Jane McGonigal is not your typical game designer. She has a PhD from UC Berkeley (my alma mater!) in performance studies and predicts that a game designer will win a Nobel Peace Prize by the year 2023. She has been the subject of articles in The New York Times, Businessweek, and even Oprah Winfrey's O Magazine. She may not be working on a big-name franchise like Halo or Madden Football - in fact, most of her games aren't videogames at all - but is clearly making an impact felt both within and beyond the game design community, boasting accolades such as a "Top 20 Breakthrough Idea" from the Harvard Business Review and inclusion among Game Developer Magazine's 50 most important game developers (see her website for a complete list of her "achievements unlocked").
I don't mean for this to come off as simple horn-tooting on McGonigal's behalf, but she's clearly making a splash and it seems worthwhile to see what all the fuss is about. She's what's called an 'alternate reality' game designer (a new term for me, I'll admit) and is a firm believer in the power of games to elicit positive changes in the real world. Under her definition, ARGs are "games that are designed to improve real lives or solve real problems", and she already has quite a few under her belt, including Evoke, World Without Oil, and The Lost Ring. These games are distinct from the kind we usually talk about here on Motivate.Play, generally taking the form of large-scale social games that integrate web elements and real-world activities. Take Evoke - "a crash course in changing the world" - as an example. Here players accept missions online like "Increase the food security of at least one person in your community" or "Design a new way to power something you use everyday", then upload evidence of their progress to the Evoke website. This in turn lets them improve the stats on their personal profiles and progress through the game. It wouldn't be too much of a stretch to characterize McGonigal's work on ARGs as kind of gamification, taking game design techniques out of the realm of pure entertainment and using them as means to real world ends. Her work differs from gamification, however, in two significant respects. First, these are real games. That is to say, McGonigal's work isn't about simply inserting game elements into mundane tasks, but instead developing games from the ground up that (attempt to) achieve something beyond the context of the game itself. Second, the goals she's setting her sights on with her games are definitely of the big picture variety. While I'm sure she's all for self-improvement games to the tune of Wii Fit (some of her games, like CryptoZoo and Superbetter, are specifically focused on achieving personal health goals), McGonigal is pushing to make games into true vehicles of social change.
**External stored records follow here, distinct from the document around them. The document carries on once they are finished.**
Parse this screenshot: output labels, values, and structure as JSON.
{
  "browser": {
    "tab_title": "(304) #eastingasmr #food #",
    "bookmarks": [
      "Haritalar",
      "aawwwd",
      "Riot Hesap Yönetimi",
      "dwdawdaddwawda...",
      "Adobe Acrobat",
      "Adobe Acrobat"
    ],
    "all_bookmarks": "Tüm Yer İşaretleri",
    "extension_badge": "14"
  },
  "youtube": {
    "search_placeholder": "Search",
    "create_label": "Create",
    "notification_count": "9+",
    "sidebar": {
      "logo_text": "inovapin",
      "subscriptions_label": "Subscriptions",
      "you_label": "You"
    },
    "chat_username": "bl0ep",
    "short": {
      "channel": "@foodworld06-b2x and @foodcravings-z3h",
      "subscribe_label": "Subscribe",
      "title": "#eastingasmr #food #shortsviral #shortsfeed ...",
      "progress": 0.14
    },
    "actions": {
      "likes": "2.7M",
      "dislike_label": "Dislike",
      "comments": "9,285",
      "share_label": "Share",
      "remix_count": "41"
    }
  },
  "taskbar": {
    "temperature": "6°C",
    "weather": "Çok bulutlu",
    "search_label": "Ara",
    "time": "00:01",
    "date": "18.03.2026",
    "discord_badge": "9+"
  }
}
Later this month, McGonigal's new book Reality is Broken: Why Games Make Us Better and How They Can Change the World will be released, and looks to be a manifesto outlining how gamers can change the world. From the description on her website:
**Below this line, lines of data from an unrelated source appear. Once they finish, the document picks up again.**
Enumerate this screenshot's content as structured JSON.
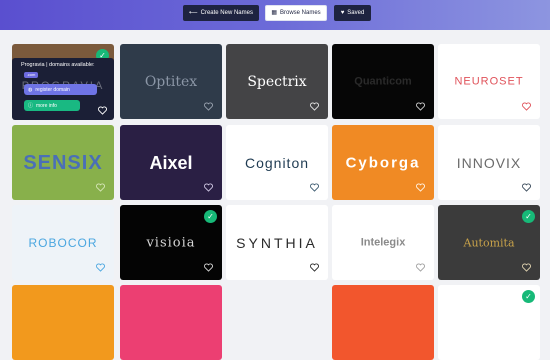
{
  "nav": {
    "create": "Create New Names",
    "browse": "Browse Names",
    "saved": "Saved"
  },
  "popup": {
    "header": "Progravia | domains available:",
    "tld": ".com",
    "register": "register domain",
    "more": "more info",
    "ghost": "PROGRAVIA"
  },
  "cards": [
    {
      "name": "Optitex"
    },
    {
      "name": "Spectrix"
    },
    {
      "name": "Quanticom"
    },
    {
      "name": "NEUROSET"
    },
    {
      "name": "SENSIX"
    },
    {
      "name": "Aixel"
    },
    {
      "name": "Cogniton"
    },
    {
      "name": "Cyborga"
    },
    {
      "name": "INNOVIX"
    },
    {
      "name": "ROBOCOR"
    },
    {
      "name": "visioia"
    },
    {
      "name": "SYNTHIA"
    },
    {
      "name": "Intelegix"
    },
    {
      "name": "Automita"
    }
  ],
  "colors": {
    "accent": "#17b978",
    "nav_dark": "#1e2340",
    "header_gradient_start": "#5a4fcf"
  }
}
Drawing on positive psychology, cognitive science, and sociology, Reality Is Broken uncovers how game designers have hit on core truths about what makes us happy and utilized these discoveries to astonishing effect in virtual environments. Videogames consistently provide the exhilarating rewards, stimulating challenges, and epic victories that are so often lacking in the real world. But why, McGonigal asks, should we use the power of games for escapist entertainment alone? Her research suggests that gamers are expert problem solvers and collaborators because they regularly cooperate with other players to overcome daunting virtual challenges, and she helped pioneer a fast-growing genre of games that aims to turn gameplay to socially positive ends.
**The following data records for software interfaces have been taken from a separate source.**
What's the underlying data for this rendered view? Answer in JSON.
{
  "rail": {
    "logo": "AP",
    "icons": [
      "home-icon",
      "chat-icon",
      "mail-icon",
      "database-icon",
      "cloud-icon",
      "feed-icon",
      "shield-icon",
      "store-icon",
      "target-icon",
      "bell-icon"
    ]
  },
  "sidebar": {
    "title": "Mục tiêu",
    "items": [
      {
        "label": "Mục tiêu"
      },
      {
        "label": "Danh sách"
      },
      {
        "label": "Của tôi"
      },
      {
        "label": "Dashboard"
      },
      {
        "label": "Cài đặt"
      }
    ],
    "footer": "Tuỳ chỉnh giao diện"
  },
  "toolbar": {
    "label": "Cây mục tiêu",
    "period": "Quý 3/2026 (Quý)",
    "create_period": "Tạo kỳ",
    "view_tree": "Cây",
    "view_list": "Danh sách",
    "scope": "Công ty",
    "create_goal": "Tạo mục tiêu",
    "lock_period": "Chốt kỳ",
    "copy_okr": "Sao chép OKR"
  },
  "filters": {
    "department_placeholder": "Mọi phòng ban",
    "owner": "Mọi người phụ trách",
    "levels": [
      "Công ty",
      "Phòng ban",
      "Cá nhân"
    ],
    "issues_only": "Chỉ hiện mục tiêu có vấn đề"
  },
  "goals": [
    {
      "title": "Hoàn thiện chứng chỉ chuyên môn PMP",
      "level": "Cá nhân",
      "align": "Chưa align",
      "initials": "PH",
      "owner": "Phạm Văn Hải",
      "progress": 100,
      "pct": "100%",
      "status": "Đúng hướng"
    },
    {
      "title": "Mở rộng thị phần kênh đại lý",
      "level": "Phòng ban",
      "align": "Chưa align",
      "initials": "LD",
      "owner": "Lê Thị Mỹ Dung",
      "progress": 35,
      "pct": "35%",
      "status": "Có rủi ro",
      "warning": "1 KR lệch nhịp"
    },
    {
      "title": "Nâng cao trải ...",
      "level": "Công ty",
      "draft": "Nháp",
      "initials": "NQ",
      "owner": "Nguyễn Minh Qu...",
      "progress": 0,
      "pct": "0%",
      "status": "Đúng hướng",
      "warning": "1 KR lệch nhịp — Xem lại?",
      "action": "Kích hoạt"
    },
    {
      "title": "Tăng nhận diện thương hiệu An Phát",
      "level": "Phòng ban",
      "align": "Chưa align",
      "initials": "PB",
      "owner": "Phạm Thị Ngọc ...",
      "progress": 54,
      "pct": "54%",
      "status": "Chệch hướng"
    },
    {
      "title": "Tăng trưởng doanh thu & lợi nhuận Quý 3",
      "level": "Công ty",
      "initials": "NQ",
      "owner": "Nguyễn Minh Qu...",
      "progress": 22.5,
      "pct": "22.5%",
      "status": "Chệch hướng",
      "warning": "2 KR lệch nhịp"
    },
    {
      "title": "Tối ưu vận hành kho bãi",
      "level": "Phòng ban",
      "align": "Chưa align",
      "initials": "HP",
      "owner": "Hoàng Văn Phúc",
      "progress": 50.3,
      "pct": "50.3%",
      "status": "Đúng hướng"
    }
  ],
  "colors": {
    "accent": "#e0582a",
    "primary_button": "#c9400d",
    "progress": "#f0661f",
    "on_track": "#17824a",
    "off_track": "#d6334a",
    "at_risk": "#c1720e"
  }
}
I admire the mission McGonigal has undertaken. There is no doubt that the game design community has developed means of getting players deeply engaged in play, so why not direct the energy and capabilities of gamers at something worthwhile? I imagine the title of her book is meant to make a point something like this: reality really is broken, but instead of using games just to escape from it, let's use them to fix it. On principle, it's exceedingly difficult to see any problem with the idea, but I worry that in practice things may not be so simple. I don't doubt for a minute that McGonigal's book will give plenty of examples of ARGs and other games that have proved to be both fun and beneficial (think about Foldit, which has made real progress on protein folding research by turning the process into a competitive game). But I still wonder if these games can achieve the true mainstream acceptance McGonigal is hoping for, since they violate a fairly core tenet of games: we play them in large part because they don't matter in the real world. Perhaps that sounds like a silly thing to propose (I'm happy to hear arguments to the contrary), but I personally think the escapist nature of games that McGonigal hopes to move away from is central to their appeal. She's right that reality is broken, but I worry that players are far more motivated to play games to escape that reality than to try and fix it. The moment you anchor a game to some real-world goal, it becomes more difficult to immerse one's self in it, and this could be a serious obstacle to the ARGs making the big time.
I don't know of any research that directly addresses my concerns, and I'm happy to be convinced otherwise, so if any of you have insights please share them. Maybe these types of games will work much better than I'm predicting, or maybe we'll find ways of developing them that don't detract from the immersiveness of the play experience. It's difficult to say. I look forward to reading McGonigal's book, and hopefully she will convince me. But we'll see.
Can games fix our broken reality? by Jared Lorince, unless otherwise expressly stated, is licensed under a Creative Commons Attribution-ShareAlike 3.0 Unported License.